| Record set |
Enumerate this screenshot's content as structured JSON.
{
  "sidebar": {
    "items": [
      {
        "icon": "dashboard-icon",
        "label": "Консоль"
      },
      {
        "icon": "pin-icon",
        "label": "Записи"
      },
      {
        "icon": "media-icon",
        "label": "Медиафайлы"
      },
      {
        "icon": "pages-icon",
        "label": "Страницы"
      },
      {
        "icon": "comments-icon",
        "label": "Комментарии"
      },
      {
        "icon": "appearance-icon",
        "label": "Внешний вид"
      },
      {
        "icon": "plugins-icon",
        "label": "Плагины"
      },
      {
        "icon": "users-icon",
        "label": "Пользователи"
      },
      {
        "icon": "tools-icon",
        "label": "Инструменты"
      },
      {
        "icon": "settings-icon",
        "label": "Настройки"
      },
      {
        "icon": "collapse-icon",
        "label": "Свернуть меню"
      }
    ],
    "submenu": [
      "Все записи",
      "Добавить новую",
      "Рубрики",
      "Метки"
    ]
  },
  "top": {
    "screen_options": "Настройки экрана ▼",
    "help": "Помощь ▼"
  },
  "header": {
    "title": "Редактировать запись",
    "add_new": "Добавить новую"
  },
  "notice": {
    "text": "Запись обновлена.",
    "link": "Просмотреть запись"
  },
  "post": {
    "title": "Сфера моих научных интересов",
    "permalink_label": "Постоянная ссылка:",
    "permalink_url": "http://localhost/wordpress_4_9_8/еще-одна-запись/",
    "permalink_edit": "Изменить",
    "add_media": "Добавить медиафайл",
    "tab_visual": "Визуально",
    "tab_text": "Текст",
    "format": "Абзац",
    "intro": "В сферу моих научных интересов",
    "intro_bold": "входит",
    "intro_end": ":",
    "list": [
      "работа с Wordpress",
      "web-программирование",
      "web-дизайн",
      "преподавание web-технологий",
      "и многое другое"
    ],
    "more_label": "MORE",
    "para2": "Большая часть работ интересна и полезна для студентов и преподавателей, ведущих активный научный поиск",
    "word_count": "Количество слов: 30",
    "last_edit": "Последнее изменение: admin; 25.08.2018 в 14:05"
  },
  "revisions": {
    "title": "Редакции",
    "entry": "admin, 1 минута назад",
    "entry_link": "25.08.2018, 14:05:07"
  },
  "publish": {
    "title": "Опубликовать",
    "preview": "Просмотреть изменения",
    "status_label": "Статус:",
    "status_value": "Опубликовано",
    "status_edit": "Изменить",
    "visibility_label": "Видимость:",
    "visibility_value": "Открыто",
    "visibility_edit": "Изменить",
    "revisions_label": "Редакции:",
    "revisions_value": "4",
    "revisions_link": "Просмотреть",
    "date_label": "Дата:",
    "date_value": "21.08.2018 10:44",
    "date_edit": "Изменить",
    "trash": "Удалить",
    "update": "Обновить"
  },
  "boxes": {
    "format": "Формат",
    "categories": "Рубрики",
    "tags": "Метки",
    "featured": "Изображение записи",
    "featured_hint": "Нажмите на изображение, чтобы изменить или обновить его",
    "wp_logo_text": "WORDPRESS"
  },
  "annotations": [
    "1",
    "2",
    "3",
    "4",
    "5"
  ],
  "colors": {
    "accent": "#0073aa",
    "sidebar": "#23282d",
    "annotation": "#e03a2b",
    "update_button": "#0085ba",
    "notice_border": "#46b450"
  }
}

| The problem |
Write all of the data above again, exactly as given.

| Written reply |
Enumerate this screenshot's content as structured JSON.
{
  "sidebar": {
    "items": [
      {
        "icon": "dashboard-icon",
        "label": "Консоль"
      },
      {
        "icon": "pin-icon",
        "label": "Записи"
      },
      {
        "icon": "media-icon",
        "label": "Медиафайлы"
      },
      {
        "icon": "pages-icon",
        "label": "Страницы"
      },
      {
        "icon": "comments-icon",
        "label": "Комментарии"
      },
      {
        "icon": "appearance-icon",
        "label": "Внешний вид"
      },
      {
        "icon": "plugins-icon",
        "label": "Плагины"
      },
      {
        "icon": "users-icon",
        "label": "Пользователи"
      },
      {
        "icon": "tools-icon",
        "label": "Инструменты"
      },
      {
        "icon": "settings-icon",
        "label": "Настройки"
      },
      {
        "icon": "collapse-icon",
        "label": "Свернуть меню"
      }
    ],
    "submenu": [
      "Все записи",
      "Добавить новую",
      "Рубрики",
      "Метки"
    ]
  },
  "top": {
    "screen_options": "Настройки экрана ▼",
    "help": "Помощь ▼"
  },
  "header": {
    "title": "Редактировать запись",
    "add_new": "Добавить новую"
  },
  "notice": {
    "text": "Запись обновлена.",
    "link": "Просмотреть запись"
  },
  "post": {
    "title": "Сфера моих научных интересов",
    "permalink_label": "Постоянная ссылка:",
    "permalink_url": "http://localhost/wordpress_4_9_8/еще-одна-запись/",
    "permalink_edit": "Изменить",
    "add_media": "Добавить медиафайл",
    "tab_visual": "Визуально",
    "tab_text": "Текст",
    "format": "Абзац",
    "intro": "В сферу моих научных интересов",
    "intro_bold": "входит",
    "intro_end": ":",
    "list": [
      "работа с Wordpress",
      "web-программирование",
      "web-дизайн",
      "преподавание web-технологий",
      "и многое другое"
    ],
    "more_label": "MORE",
    "para2": "Большая часть работ интересна и полезна для студентов и преподавателей, ведущих активный научный поиск",
    "word_count": "Количество слов: 30",
    "last_edit": "Последнее изменение: admin; 25.08.2018 в 14:05"
  },
  "revisions": {
    "title": "Редакции",
    "entry": "admin, 1 минута назад",
    "entry_link": "25.08.2018, 14:05:07"
  },
  "publish": {
    "title": "Опубликовать",
    "preview": "Просмотреть изменения",
    "status_label": "Статус:",
    "status_value": "Опубликовано",
    "status_edit": "Изменить",
    "visibility_label": "Видимость:",
    "visibility_value": "Открыто",
    "visibility_edit": "Изменить",
    "revisions_label": "Редакции:",
    "revisions_value": "4",
    "revisions_link": "Просмотреть",
    "date_label": "Дата:",
    "date_value": "21.08.2018 10:44",
    "date_edit": "Изменить",
    "trash": "Удалить",
    "update": "Обновить"
  },
  "boxes": {
    "format": "Формат",
    "categories": "Рубрики",
    "tags": "Метки",
    "featured": "Изображение записи",
    "featured_hint": "Нажмите на изображение, чтобы изменить или обновить его",
    "wp_logo_text": "WORDPRESS"
  },
  "annotations": [
    "1",
    "2",
    "3",
    "4",
    "5"
  ],
  "colors": {
    "accent": "#0073aa",
    "sidebar": "#23282d",
    "annotation": "#e03a2b",
    "update_button": "#0085ba",
    "notice_border": "#46b450"
  }
}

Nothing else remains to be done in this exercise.